Conspiracy Theory (Empress Valley EVSD-263/264/265) outer slip cover
Conspiracy Theory (Empress Valley EVSD-263/264/265) digipack front cover
Sports Arena, San Diego, CA – March 14th, 1975
Disc 1 (54:21): Rock And Roll, Sick Again, Over The Hills And Far Away, In My Time Of Dying, The Song Remains The Same, The Rain Song, Kashmir
Disc 2 (65:31): No Quarter, Trampled Underfoot, Moby Dick
Disc 3 (54:54): Dazed And Confused, Stairway To Heaven, Heartbreaker
When Empress Valley announced the release of Conspiracy Theory in June 2004, it caught everyone by surprise. It was commonly thought that all of Led Zeppelin’s concerts after 1970 were pretty much documented and established, and the idea that a show as late as 1975 would elude scholars seemed hard to believe. Phone calls and emails were sent to the San Diego libraries to dig up newspaper evidence of this date. Its veracity stood to reason since, between March 12th and March 17th, there is a five day gap in which the band’s activities were unaccounted. The tape is similar to the other 1975 Empress Valley have been able to obtain. The music in general is well balanced and lively, but the audience sounds a bit further away compared to the Earls Court tapes. There is also as much as fifteen minutes missing since the first encore, “Whole Lotta Love” / “The Crunge” / “Black Dog” is absent. Although it is possible they simply dropped it from the performance, that is highly unlikely and most probably it is being held back since it really doesn’t make much sense that a gap that big would be an accident.
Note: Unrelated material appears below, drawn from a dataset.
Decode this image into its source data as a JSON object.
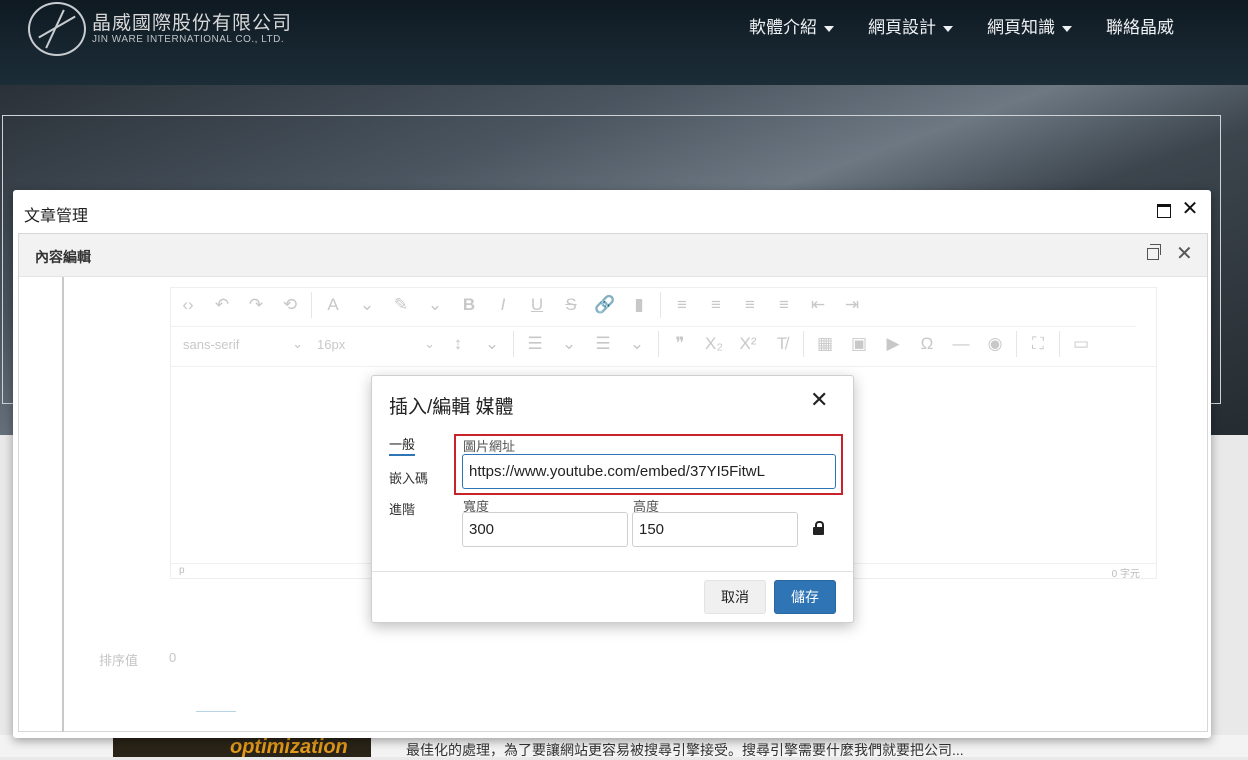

Since this new show comes after one of the best of the tour, it was hoped this show too would also fall into that catagory. There are some very good points to the show but it is uneven in general due in part to faulty equipment. “Rock And Roll” and “Sick Again” get the show off to a good start and Plant greets the audience by saying, “Good evening San Diego. Good evening. For anybody who isn’t aware of the fact…well thank you very much…our intention on this part of this tour of America is to try and re-associate you with a cross section of the music that we’ve done over the last six and a half years, right? A total cross section, light and shade, and we really hope that you dig it, cause we intend to have a good time doing it, and it starts, so we’ll start off with a story that goes something like this.”
“Over The Hills And Far Away” again contains an excellent Jimmy Page solo in the middle and in the final reiteration of the folk theme he includes a reference to “White Summer.” This is logical since the main theme comes from the old classic. Before “In My Time Of Dying” Plant says cryptically, “Sorry about the very slight delay tonight, but apparently it was snowing in Austria, which has got a lot to do with San Diego, right?” Plant is very impressive on this song as he storms the gates of heaven. Afterwards there is a buzz from the equipment onstage and Plant quips, “this is our turn to give you a good buzz.” Page loses his place in the introduction to “The Song Remains The Same” and waits two measures before coming back in. Both “The Rain Song” and “Kashmir” suffer from an out of tune mellotron. In fact it sounds as if the tapes were melting at the end of the former.
When Plant introduces Jones for “No Quarter,” he refers to “a brandy glass on top of his piano, and if we want, we put a dollar bill in, you know?…it’s for the conquistadors.” The reference to the brandy glass for cocktail lounge piano players to receive tips is appropriate for this night. Jones wanders a bit on the grand piano until he hits upon a soft jazzy melody before Bonham comes in. Page slinks up to the main melody in the guitar solo and turns in a very good improvisation. “Trampled Under Foot” is introduced as “Trampled Under Physical Foot.” The drum solo takes up almost twenty-five minutes and the middle section of the show turns out to be the strongest.
“Dazed And Confused” is a half hour long but Page again sounds somewhat tentative. Plant calls it “a very dramatic, dynamic piece which was, as we said at the beginning, is part of the musical spectrum.” The final song of the set “Stairway To Heaven” is “perhaps one of the infrared points.” It is a shame that the first encore is missing because that is a very exciting part of the show. “Heartbreaker” is very good although doesn’t have any blues references in the solo as other shows on the tour have. Overall this is a good but not great concert. The final week of the tour would see some stunning performances. Conspiracy Theory is one of the biggest surprises to come out in a long while and is a welcome release. It is packaged in a tri-fold digipack with a cardboard slip cover with and insert with liner notes explaining the origins and review of the show in both English and Japanese.If you liked this review, buy me a cup of joe. (Suggested: $3 a shot or $7.5 for a double)